Turkey: Selcuk Karadeniz, president of the Roma Youth Association, and Cengiz Algan, spokesperson of Durde!

Ukraine: Zola Kundur, Chiricli International Roma Women’s Fund

ekathimerini.com , Tuesday August 28, 2012 (18:28)  
Change of US president won´t mean change of foreign policy
The presidential election paradox
SYRIZA needs a Plan B
Scraping together the 180 MPs will not be enough
Venizelos extends invite to Turkey at start of visit
Foreign Minister Evangelos Venizelos arrived in Ankara Friday night for two days of talks. Ahead of his visit he sought to make it clear that Greece is prepared to discuss maritime issues wi...
Vatopedi trial for 14 suspects
The Supreme Court decided Friday that 14 people should stand trial for the notorious property swap between the Vatopedi Monastery and the state six years ago. Those who will face charges of ...
Inside News
Q3 growth was bigger than thought
The provisional seasonally adjusted statistics for the Greek economy in the third quarter put annual growth at 1.6 percent, against an original estimate for 1.4 percent, according to a state...
Who will pay for the state’s ADMIE stake?
The state is currently unable to pay the amount required for the acquisition of a 34 percent stake in the country’s Independent Power Transmission Operator (ADMIE), as provided for in a plan...
Inside Business
BASKETBALL
One more emphatic win sees Panathinaikos make top 16
Panathinaikos has mathematically qualified to the top 16 of the Euroleague after another emphatic home win, this time against Bayern Munich, with an 87-72 score on Friday. Given the changes ...
SOCCER
PAOK is one win from Europa League´s last 32

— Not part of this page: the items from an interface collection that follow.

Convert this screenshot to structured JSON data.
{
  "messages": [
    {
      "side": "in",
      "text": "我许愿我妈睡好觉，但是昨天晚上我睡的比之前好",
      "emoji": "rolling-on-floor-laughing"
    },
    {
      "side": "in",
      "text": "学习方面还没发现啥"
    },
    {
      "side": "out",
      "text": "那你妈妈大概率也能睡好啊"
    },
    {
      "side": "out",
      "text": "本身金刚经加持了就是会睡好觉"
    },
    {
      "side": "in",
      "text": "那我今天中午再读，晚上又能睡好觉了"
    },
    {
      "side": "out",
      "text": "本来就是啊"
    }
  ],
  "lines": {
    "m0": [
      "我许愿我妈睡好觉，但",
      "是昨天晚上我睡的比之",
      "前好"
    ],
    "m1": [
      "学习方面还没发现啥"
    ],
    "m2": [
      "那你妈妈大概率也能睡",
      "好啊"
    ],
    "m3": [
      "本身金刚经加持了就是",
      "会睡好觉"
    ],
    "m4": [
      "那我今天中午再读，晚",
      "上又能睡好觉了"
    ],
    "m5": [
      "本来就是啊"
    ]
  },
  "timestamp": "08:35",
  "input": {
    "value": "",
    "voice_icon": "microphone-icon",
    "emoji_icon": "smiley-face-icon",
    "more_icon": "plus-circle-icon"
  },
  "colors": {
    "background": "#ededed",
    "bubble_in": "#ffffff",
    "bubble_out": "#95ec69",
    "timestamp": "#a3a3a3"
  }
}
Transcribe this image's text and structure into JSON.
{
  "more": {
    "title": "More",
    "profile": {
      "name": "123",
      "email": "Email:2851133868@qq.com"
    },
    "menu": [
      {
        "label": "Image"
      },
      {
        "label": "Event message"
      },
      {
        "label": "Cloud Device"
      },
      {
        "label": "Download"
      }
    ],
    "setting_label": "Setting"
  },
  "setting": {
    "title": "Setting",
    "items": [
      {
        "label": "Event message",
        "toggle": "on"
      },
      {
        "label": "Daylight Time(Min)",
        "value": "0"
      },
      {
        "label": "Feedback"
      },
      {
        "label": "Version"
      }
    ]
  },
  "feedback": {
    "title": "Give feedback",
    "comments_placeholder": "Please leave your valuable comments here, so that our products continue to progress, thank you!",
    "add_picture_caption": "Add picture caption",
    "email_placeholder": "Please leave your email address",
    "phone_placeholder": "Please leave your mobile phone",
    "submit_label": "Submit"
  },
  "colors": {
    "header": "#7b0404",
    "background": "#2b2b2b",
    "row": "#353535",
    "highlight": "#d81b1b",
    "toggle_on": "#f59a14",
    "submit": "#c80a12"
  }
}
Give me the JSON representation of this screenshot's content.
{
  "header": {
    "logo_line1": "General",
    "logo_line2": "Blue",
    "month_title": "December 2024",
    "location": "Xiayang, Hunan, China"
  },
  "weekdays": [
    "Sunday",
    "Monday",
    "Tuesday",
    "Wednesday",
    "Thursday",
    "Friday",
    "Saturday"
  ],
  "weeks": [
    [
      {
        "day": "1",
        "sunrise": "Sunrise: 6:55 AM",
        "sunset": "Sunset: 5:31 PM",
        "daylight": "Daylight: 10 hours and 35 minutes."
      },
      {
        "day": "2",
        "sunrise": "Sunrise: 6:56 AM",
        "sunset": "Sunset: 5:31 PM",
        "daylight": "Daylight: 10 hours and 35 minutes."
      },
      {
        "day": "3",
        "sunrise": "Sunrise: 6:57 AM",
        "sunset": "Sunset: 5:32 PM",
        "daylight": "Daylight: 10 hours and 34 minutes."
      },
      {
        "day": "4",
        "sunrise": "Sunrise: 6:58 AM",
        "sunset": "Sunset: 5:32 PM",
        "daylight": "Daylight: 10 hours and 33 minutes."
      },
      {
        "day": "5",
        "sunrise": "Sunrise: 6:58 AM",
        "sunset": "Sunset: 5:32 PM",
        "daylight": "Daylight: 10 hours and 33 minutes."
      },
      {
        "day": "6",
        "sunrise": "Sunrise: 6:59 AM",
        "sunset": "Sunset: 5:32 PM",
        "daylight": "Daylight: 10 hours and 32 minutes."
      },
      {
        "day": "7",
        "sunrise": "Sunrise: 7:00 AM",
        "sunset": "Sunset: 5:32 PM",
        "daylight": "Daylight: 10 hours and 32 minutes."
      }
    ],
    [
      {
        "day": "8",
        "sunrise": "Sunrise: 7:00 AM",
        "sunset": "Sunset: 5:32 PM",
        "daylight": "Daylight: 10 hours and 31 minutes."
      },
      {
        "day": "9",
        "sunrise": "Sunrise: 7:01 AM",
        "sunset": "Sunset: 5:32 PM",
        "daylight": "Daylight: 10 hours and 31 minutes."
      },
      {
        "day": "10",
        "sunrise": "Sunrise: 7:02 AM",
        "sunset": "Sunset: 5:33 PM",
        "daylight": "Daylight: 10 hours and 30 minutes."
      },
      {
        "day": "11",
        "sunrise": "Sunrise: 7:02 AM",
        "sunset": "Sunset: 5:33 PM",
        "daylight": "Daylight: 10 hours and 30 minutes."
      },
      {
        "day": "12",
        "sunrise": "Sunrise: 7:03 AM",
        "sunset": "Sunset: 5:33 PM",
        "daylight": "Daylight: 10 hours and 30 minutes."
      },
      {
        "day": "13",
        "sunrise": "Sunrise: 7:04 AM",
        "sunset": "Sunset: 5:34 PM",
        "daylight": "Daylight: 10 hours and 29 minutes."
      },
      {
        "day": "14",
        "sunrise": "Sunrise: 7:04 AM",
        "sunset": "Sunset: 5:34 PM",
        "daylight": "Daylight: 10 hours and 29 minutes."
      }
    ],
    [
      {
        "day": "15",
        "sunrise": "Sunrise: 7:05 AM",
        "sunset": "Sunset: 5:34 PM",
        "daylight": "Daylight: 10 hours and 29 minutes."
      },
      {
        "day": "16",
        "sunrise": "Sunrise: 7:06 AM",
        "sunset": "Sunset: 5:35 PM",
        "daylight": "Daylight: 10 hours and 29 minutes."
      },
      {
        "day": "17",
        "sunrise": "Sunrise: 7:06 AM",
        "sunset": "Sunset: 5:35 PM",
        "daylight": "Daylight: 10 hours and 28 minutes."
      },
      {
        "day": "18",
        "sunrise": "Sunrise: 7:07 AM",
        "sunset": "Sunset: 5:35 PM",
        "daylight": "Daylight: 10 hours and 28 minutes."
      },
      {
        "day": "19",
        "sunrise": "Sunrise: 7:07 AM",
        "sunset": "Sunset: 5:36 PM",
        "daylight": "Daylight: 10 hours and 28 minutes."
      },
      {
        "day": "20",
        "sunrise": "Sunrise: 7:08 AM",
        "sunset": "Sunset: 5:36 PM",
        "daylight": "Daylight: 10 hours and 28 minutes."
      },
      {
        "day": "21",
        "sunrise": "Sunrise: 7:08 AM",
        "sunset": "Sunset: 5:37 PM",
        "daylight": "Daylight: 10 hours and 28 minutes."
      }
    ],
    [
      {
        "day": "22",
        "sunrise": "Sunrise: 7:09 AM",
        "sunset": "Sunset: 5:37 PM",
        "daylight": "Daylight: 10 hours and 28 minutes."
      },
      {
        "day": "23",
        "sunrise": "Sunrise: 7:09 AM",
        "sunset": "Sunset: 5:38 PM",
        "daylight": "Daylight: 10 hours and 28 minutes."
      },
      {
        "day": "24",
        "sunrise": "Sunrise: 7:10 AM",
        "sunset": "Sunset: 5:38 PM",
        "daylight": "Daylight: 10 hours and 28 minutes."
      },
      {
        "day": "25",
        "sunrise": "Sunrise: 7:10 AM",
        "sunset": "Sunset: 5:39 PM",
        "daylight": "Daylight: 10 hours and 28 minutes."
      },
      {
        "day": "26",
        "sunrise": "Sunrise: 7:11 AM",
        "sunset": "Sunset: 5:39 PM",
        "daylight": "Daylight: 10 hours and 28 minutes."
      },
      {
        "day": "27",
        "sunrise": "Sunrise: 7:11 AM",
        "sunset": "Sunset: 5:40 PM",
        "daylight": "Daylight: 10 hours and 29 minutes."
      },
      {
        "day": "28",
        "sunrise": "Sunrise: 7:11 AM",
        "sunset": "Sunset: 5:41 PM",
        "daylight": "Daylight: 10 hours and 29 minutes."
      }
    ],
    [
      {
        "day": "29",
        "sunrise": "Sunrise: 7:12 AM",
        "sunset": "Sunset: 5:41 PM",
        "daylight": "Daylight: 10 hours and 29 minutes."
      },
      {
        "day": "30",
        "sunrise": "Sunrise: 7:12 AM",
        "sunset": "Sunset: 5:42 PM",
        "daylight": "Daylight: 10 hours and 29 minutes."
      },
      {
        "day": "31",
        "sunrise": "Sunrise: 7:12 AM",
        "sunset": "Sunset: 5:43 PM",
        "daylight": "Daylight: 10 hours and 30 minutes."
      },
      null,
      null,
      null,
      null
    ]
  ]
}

A late brace by Stefanos Athanasiadis gifted PAOK a precious win at Dynamo Minsk on Thursday, meaning that the Thessaloniki team is one win away from graduating from the group stage of the E...
Inside Sports
SPONSORED LINK: FinanzNachrichten.de
SPONSORED LINK: BestPrice.gr
 RECENT NEWS
1. One more emphatic win sees Panathinaikos make top 16
2. Venizelos extends invite to Turkey at start of visit
3. Vatopedi trial for 14 suspects
4. New proposals on way to troika
5. Cabbie who carried shooter claims he was threatened
6. Gov´t urged to allow Syrian refugees to move on
more news
Today
This Week
1. Change of US president won't mean change of foreign policy
2. Child molester suspect photo released by police
3. Greek economy expands 0.7 pct q/q in Q3
4. Lebanese FM: Cyprus may be jihadi transit point
5. Athens water supply 9-month profit falls 45 pct on lower charges
6. Armed man arrested on Thessaloniki campus
Today
This Week
1. Give Greece a chance
2. Extremism from a bygone era
3. Scientists expand excavation of ancient Amphipolis
4. Greece paralyzed by major strike, flights cancelled
5. Piraeus nightclub shooting leaves 3 seriously injured
6. Cosco’s Greek unit adds multinational rail-freight client
   Find us ...
  ... on
Twitter
     ... on Facebook   
About us  |  Subscriptions  |  Advertising  |  Contact us  |  Athens Plus  |  RSS  |   
Copyright © 2014, H KAΘHMEPINH All Rights Reserved.